Performances are all around solid, if not particularly spectacular. Cruise is Cruise – which means sturdy as usual. If anyone deserves specific praise, it is probably Kidman who is outstanding in her manic moments. As far as individual accomplishments, though, those that I single out are not surprising. The grand master Kubrick does whatever he wants throughout. Always someone who could draw a scene out, he does that perfectly here, marrying these extended sequences to music that creates an unbelievable sense of dread. In fact, the soundtrack might be the most haunting aspect of the entire film. The use of recurring classical pieces is mesmerizing, particularly the dissonant sounds of Gyorgy Ligeti’s “Musica ricercata” piano cycle. It is unsettling, perfectly mirroring the anxiety that builds within Bill. This is a perfect marriage of soundtrack to scene and kudos to music director Jocelyn Pook.

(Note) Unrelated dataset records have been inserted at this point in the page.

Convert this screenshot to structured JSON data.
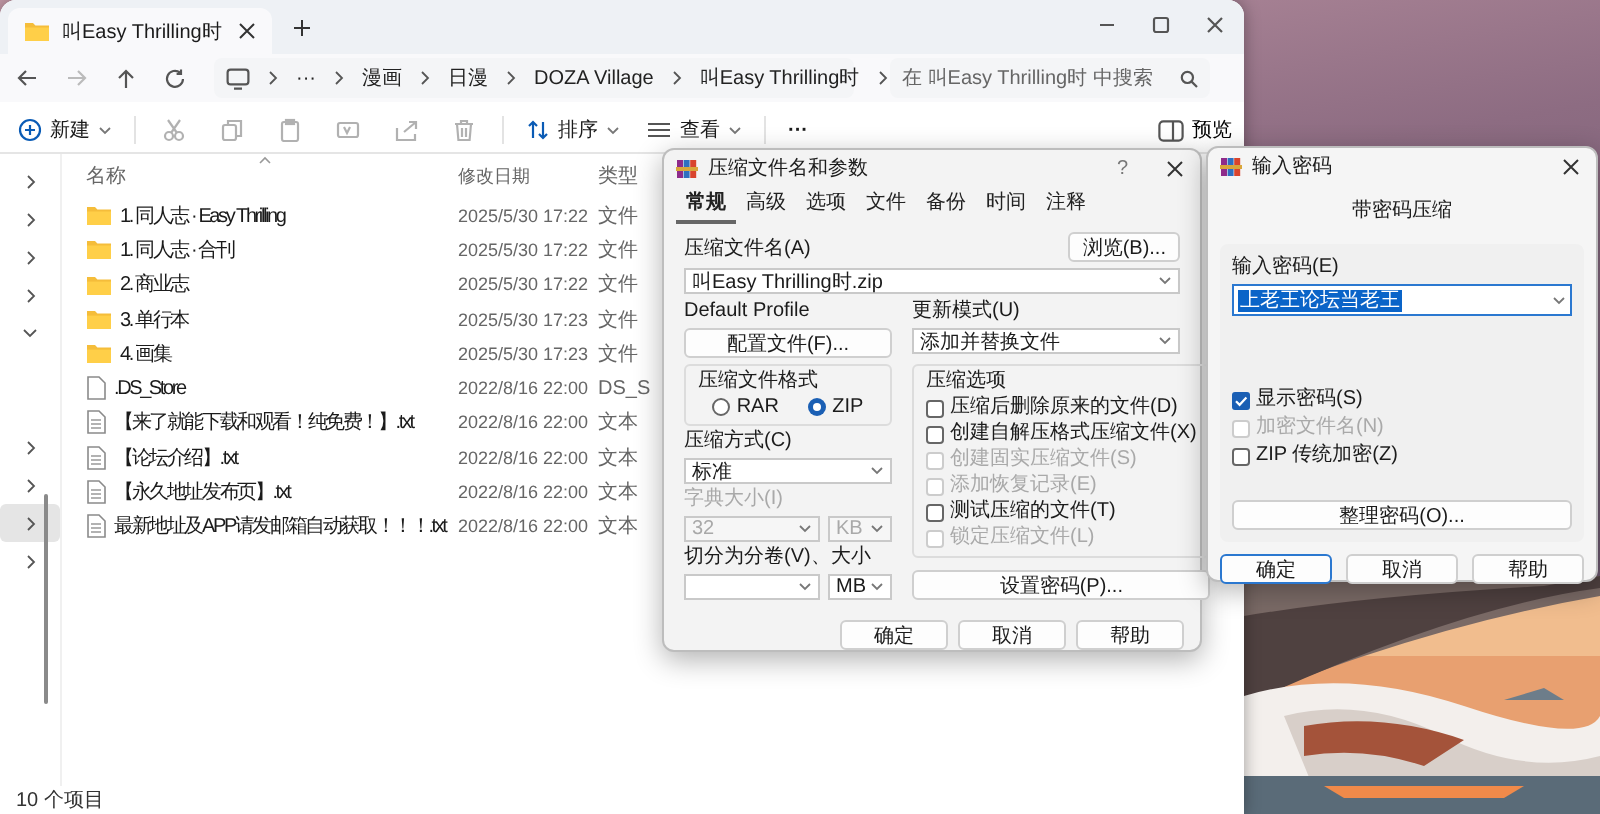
{
  "explorer": {
    "tab": {
      "title": "叫Easy Thrilling时"
    },
    "overflow": "···",
    "breadcrumbs": [
      "漫画",
      "日漫",
      "DOZA Village",
      "叫Easy Thrilling时"
    ],
    "search": {
      "placeholder": "在 叫Easy Thrilling时 中搜索"
    },
    "commands": [
      {
        "kind": "new",
        "label": "新建",
        "disabled": false
      },
      {
        "kind": "cut",
        "disabled": true
      },
      {
        "kind": "copy",
        "disabled": true
      },
      {
        "kind": "paste",
        "disabled": true
      },
      {
        "kind": "rename",
        "disabled": true
      },
      {
        "kind": "share",
        "disabled": true
      },
      {
        "kind": "delete",
        "disabled": true
      },
      {
        "kind": "sort",
        "label": "排序",
        "disabled": false
      },
      {
        "kind": "view",
        "label": "查看",
        "disabled": false
      },
      {
        "kind": "more",
        "label": "···",
        "disabled": false
      }
    ],
    "preview": {
      "label": "预览"
    },
    "nav_groups": [
      {
        "items": [
          {
            "expanded": false,
            "selected": false
          },
          {
            "expanded": false,
            "selected": false
          },
          {
            "expanded": false,
            "selected": false
          },
          {
            "expanded": false,
            "selected": false
          },
          {
            "expanded": true,
            "selected": false
          }
        ]
      },
      {
        "items": [
          {
            "expanded": false,
            "selected": false
          },
          {
            "expanded": false,
            "selected": false
          },
          {
            "expanded": false,
            "selected": true
          },
          {
            "expanded": false,
            "selected": false
          }
        ]
      }
    ],
    "columns": [
      "名称",
      "修改日期",
      "类型"
    ],
    "files": [
      {
        "kind": "folder",
        "name": "1. 同人志 · Easy Thrilling",
        "date": "2025/5/30 17:22",
        "type": "文件"
      },
      {
        "kind": "folder",
        "name": "1. 同人志 · 合刊",
        "date": "2025/5/30 17:22",
        "type": "文件"
      },
      {
        "kind": "folder",
        "name": "2. 商业志",
        "date": "2025/5/30 17:22",
        "type": "文件"
      },
      {
        "kind": "folder",
        "name": "3. 单行本",
        "date": "2025/5/30 17:23",
        "type": "文件"
      },
      {
        "kind": "folder",
        "name": "4. 画集",
        "date": "2025/5/30 17:23",
        "type": "文件"
      },
      {
        "kind": "file",
        "name": ".DS_Store",
        "date": "2022/8/16 22:00",
        "type": "DS_S"
      },
      {
        "kind": "text",
        "name": "【来了就能下载和观看！纯免费！】.txt",
        "date": "2022/8/16 22:00",
        "type": "文本"
      },
      {
        "kind": "text",
        "name": "【论坛介绍】.txt",
        "date": "2022/8/16 22:00",
        "type": "文本"
      },
      {
        "kind": "text",
        "name": "【永久地址发布页】.txt",
        "date": "2022/8/16 22:00",
        "type": "文本"
      },
      {
        "kind": "text",
        "name": "最新地址及APP请发邮箱自动获取！！！.txt",
        "date": "2022/8/16 22:00",
        "type": "文本"
      }
    ],
    "status": "10 个项目"
  },
  "compress_dialog": {
    "title": "压缩文件名和参数",
    "help": "?",
    "tabs": [
      {
        "label": "常规",
        "selected": true
      },
      {
        "label": "高级",
        "selected": false
      },
      {
        "label": "选项",
        "selected": false
      },
      {
        "label": "文件",
        "selected": false
      },
      {
        "label": "备份",
        "selected": false
      },
      {
        "label": "时间",
        "selected": false
      },
      {
        "label": "注释",
        "selected": false
      }
    ],
    "archive_name": {
      "label": "压缩文件名(A)",
      "value": "叫Easy Thrilling时.zip",
      "browse": "浏览(B)..."
    },
    "profile": {
      "label": "Default Profile",
      "button": "配置文件(F)..."
    },
    "update_mode": {
      "label": "更新模式(U)",
      "value": "添加并替换文件"
    },
    "format": {
      "label": "压缩文件格式",
      "options": [
        {
          "label": "RAR",
          "selected": false
        },
        {
          "label": "ZIP",
          "selected": true
        }
      ]
    },
    "method": {
      "label": "压缩方式(C)",
      "value": "标准",
      "disabled": false
    },
    "dictionary": {
      "label": "字典大小(I)",
      "value": "32",
      "unit": "KB",
      "disabled": true
    },
    "split": {
      "label": "切分为分卷(V)、大小",
      "unit": "MB",
      "disabled": false
    },
    "options": {
      "label": "压缩选项",
      "items": [
        {
          "label": "压缩后删除原来的文件(D)",
          "checked": false,
          "disabled": false
        },
        {
          "label": "创建自解压格式压缩文件(X)",
          "checked": false,
          "disabled": false
        },
        {
          "label": "创建固实压缩文件(S)",
          "checked": false,
          "disabled": true
        },
        {
          "label": "添加恢复记录(E)",
          "checked": false,
          "disabled": true
        },
        {
          "label": "测试压缩的文件(T)",
          "checked": false,
          "disabled": false
        },
        {
          "label": "锁定压缩文件(L)",
          "checked": false,
          "disabled": true
        }
      ]
    },
    "set_password": "设置密码(P)...",
    "buttons": [
      {
        "label": "确定",
        "focused": false
      },
      {
        "label": "取消",
        "focused": false
      },
      {
        "label": "帮助",
        "focused": false
      }
    ]
  },
  "password_dialog": {
    "title": "输入密码",
    "subtitle": "带密码压缩",
    "password": {
      "label": "输入密码(E)",
      "value": "上老王论坛当老王",
      "selected": true
    },
    "options": [
      {
        "label": "显示密码(S)",
        "checked": true,
        "disabled": false
      },
      {
        "label": "加密文件名(N)",
        "checked": false,
        "disabled": true
      },
      {
        "label": "ZIP 传统加密(Z)",
        "checked": false,
        "disabled": false
      }
    ],
    "organize": "整理密码(O)...",
    "buttons": [
      {
        "label": "确定",
        "focused": true
      },
      {
        "label": "取消",
        "focused": false
      },
      {
        "label": "帮助",
        "focused": false
      }
    ]
  }
}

This is another peculiar situation that I have brought up in past years of the countdown. Eyes Wide Shut will be the only appearance of Stanley Kubrick in the entire series, yet there are definitely two other of his films that I prefer to this final effort. Oh well, this is a film that I am happy to include in the countdown, if for nothing else than to see how others react to it. It’s a polarizing film – not helped in the least by the way that it was marketed as something akin to a softcore porn – and I honestly never expected to grow into such a fan of it. It might not be the best work of Kubrick’s career, but it was a film worthy of serving as his final statement in cinema.
Other Contenders for 1999: As I said, a lot of critically acclaimed films from this year that I don’t care for – Paul Thomas Anderson’s Magnolia, the Wachowski’s The Matrix, David Fincher’s (who I am a fan of) Fight Club. But there are still a number of others that I would single out as favorites from this year. I think that Martin Scorsese’s Bringing Out the Dead is underrated in his overall body of work, and I particularly like the performance of Ving Rhames in this one. I also enjoy Anthony Minghella’s The Talented Mr. Ripley, even though it does at times feel a bit too formulaic. It still looks great and is an enjoyable mystery. Others I would acknowledge: The Insider (Michael Mann), Three Kings (David O. Russell), and, yes, also The Sixth Sense (M. Night Shyamalan). And of course, I already pointed out that my definite first runner-up in this year is Mendes’ American Beauty.